- [WHAT YOU ARE ASKED TO DO] When a picture appears among the records, leave it out, and copy all else exactly.

- [SOURCE MATERIAL]
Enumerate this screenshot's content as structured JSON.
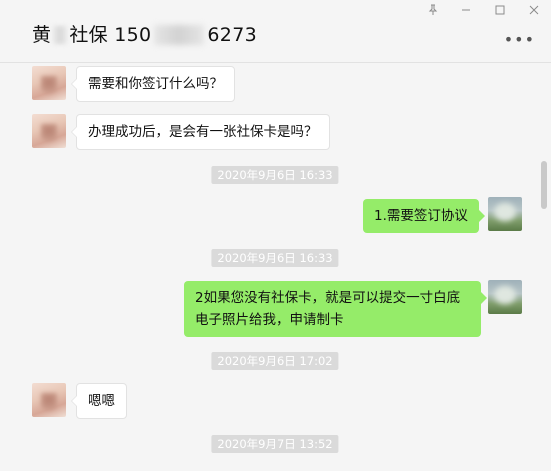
{
  "window": {
    "controls": [
      {
        "name": "pin-icon",
        "glyph": "⊥"
      },
      {
        "name": "minimize-icon",
        "glyph": "—"
      },
      {
        "name": "maximize-icon",
        "glyph": "☐"
      },
      {
        "name": "close-icon",
        "glyph": "✕"
      }
    ]
  },
  "header": {
    "title_prefix": "黄",
    "title_mid": "社保 150",
    "title_suffix": "6273",
    "more_glyph": "•••"
  },
  "messages": [
    {
      "type": "in",
      "text": "需要和你签订什么吗？"
    },
    {
      "type": "in",
      "text": "办理成功后，是会有一张社保卡是吗？"
    },
    {
      "type": "time",
      "text": "2020年9月6日 16:33"
    },
    {
      "type": "out",
      "text": "1.需要签订协议"
    },
    {
      "type": "time",
      "text": "2020年9月6日 16:33"
    },
    {
      "type": "out",
      "text": "2如果您没有社保卡，就是可以提交一寸白底电子照片给我，申请制卡"
    },
    {
      "type": "time",
      "text": "2020年9月6日 17:02"
    },
    {
      "type": "in",
      "text": "嗯嗯"
    },
    {
      "type": "time",
      "text": "2020年9月7日 13:52"
    }
  ],
  "colors": {
    "outgoing_bubble": "#95ec69",
    "incoming_bubble": "#ffffff",
    "background": "#f5f5f5",
    "timestamp_bg": "#dadada"
  }
}
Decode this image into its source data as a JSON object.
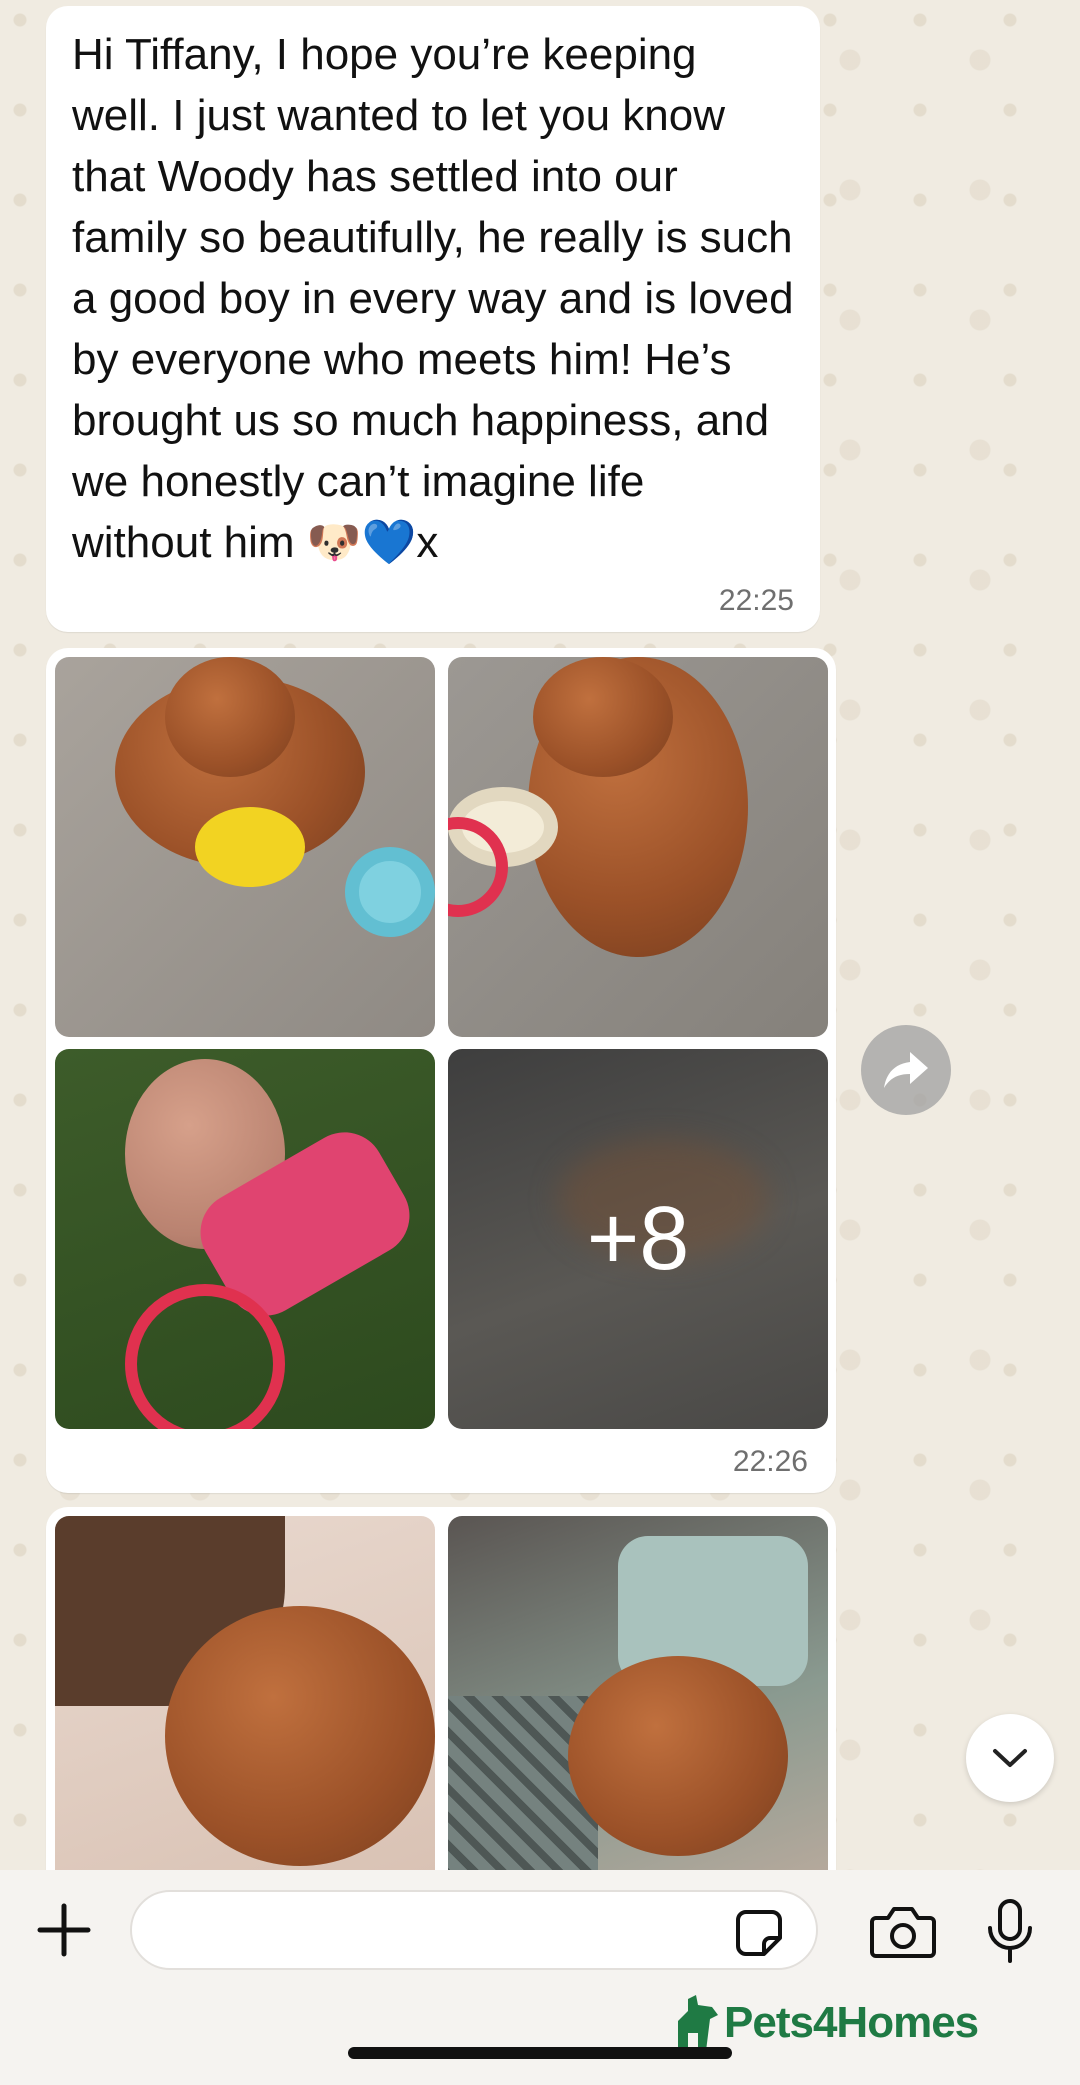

- [TASK ANSWER]
Enumerate this screenshot's content as structured JSON.
{
  "window": {
    "controls": [
      {
        "name": "pin-icon",
        "glyph": "⊥"
      },
      {
        "name": "minimize-icon",
        "glyph": "—"
      },
      {
        "name": "maximize-icon",
        "glyph": "☐"
      },
      {
        "name": "close-icon",
        "glyph": "✕"
      }
    ]
  },
  "header": {
    "title_prefix": "黄",
    "title_mid": "社保 150",
    "title_suffix": "6273",
    "more_glyph": "•••"
  },
  "messages": [
    {
      "type": "in",
      "text": "需要和你签订什么吗？"
    },
    {
      "type": "in",
      "text": "办理成功后，是会有一张社保卡是吗？"
    },
    {
      "type": "time",
      "text": "2020年9月6日 16:33"
    },
    {
      "type": "out",
      "text": "1.需要签订协议"
    },
    {
      "type": "time",
      "text": "2020年9月6日 16:33"
    },
    {
      "type": "out",
      "text": "2如果您没有社保卡，就是可以提交一寸白底电子照片给我，申请制卡"
    },
    {
      "type": "time",
      "text": "2020年9月6日 17:02"
    },
    {
      "type": "in",
      "text": "嗯嗯"
    },
    {
      "type": "time",
      "text": "2020年9月7日 13:52"
    }
  ],
  "colors": {
    "outgoing_bubble": "#95ec69",
    "incoming_bubble": "#ffffff",
    "background": "#f5f5f5",
    "timestamp_bg": "#dadada"
  }
}
Decode this image into its source data as a JSON object.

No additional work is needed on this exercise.